TASK TO COMPLETE.
All of the entries need to be repeated exactly. Leave nothing out.

AVAILABLE DATA.

==========

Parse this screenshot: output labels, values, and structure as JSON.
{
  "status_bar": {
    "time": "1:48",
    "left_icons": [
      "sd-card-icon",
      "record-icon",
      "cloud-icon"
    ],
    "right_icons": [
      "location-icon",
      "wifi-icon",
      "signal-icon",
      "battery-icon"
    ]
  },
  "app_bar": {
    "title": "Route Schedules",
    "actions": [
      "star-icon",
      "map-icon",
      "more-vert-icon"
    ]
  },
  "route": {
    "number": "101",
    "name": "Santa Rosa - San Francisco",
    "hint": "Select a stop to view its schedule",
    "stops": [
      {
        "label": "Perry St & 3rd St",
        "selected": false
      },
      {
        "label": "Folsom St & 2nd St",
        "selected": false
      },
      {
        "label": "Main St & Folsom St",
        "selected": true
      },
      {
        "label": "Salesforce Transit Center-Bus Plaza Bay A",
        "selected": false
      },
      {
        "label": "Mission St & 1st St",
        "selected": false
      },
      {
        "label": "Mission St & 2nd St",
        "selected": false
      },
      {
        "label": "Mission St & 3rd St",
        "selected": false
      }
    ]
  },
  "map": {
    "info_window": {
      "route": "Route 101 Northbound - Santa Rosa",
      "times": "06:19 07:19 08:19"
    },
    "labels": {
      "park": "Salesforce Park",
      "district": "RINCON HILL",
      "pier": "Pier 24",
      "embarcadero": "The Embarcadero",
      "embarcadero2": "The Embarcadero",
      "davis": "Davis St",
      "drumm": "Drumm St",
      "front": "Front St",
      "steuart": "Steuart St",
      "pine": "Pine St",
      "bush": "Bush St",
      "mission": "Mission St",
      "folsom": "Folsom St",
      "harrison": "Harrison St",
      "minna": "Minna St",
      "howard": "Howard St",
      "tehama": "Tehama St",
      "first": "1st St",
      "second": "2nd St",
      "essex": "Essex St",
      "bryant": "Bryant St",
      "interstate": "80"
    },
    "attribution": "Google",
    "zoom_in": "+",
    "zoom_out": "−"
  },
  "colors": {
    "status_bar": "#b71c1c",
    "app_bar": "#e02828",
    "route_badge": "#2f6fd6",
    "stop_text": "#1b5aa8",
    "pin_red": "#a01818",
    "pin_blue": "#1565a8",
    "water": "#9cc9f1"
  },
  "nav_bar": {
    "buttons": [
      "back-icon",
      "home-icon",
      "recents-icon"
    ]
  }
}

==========

THE COMPLETED TASK.
Parse this screenshot: output labels, values, and structure as JSON.
{
  "status_bar": {
    "time": "1:48",
    "left_icons": [
      "sd-card-icon",
      "record-icon",
      "cloud-icon"
    ],
    "right_icons": [
      "location-icon",
      "wifi-icon",
      "signal-icon",
      "battery-icon"
    ]
  },
  "app_bar": {
    "title": "Route Schedules",
    "actions": [
      "star-icon",
      "map-icon",
      "more-vert-icon"
    ]
  },
  "route": {
    "number": "101",
    "name": "Santa Rosa - San Francisco",
    "hint": "Select a stop to view its schedule",
    "stops": [
      {
        "label": "Perry St & 3rd St",
        "selected": false
      },
      {
        "label": "Folsom St & 2nd St",
        "selected": false
      },
      {
        "label": "Main St & Folsom St",
        "selected": true
      },
      {
        "label": "Salesforce Transit Center-Bus Plaza Bay A",
        "selected": false
      },
      {
        "label": "Mission St & 1st St",
        "selected": false
      },
      {
        "label": "Mission St & 2nd St",
        "selected": false
      },
      {
        "label": "Mission St & 3rd St",
        "selected": false
      }
    ]
  },
  "map": {
    "info_window": {
      "route": "Route 101 Northbound - Santa Rosa",
      "times": "06:19 07:19 08:19"
    },
    "labels": {
      "park": "Salesforce Park",
      "district": "RINCON HILL",
      "pier": "Pier 24",
      "embarcadero": "The Embarcadero",
      "embarcadero2": "The Embarcadero",
      "davis": "Davis St",
      "drumm": "Drumm St",
      "front": "Front St",
      "steuart": "Steuart St",
      "pine": "Pine St",
      "bush": "Bush St",
      "mission": "Mission St",
      "folsom": "Folsom St",
      "harrison": "Harrison St",
      "minna": "Minna St",
      "howard": "Howard St",
      "tehama": "Tehama St",
      "first": "1st St",
      "second": "2nd St",
      "essex": "Essex St",
      "bryant": "Bryant St",
      "interstate": "80"
    },
    "attribution": "Google",
    "zoom_in": "+",
    "zoom_out": "−"
  },
  "colors": {
    "status_bar": "#b71c1c",
    "app_bar": "#e02828",
    "route_badge": "#2f6fd6",
    "stop_text": "#1b5aa8",
    "pin_red": "#a01818",
    "pin_blue": "#1565a8",
    "water": "#9cc9f1"
  },
  "nav_bar": {
    "buttons": [
      "back-icon",
      "home-icon",
      "recents-icon"
    ]
  }
}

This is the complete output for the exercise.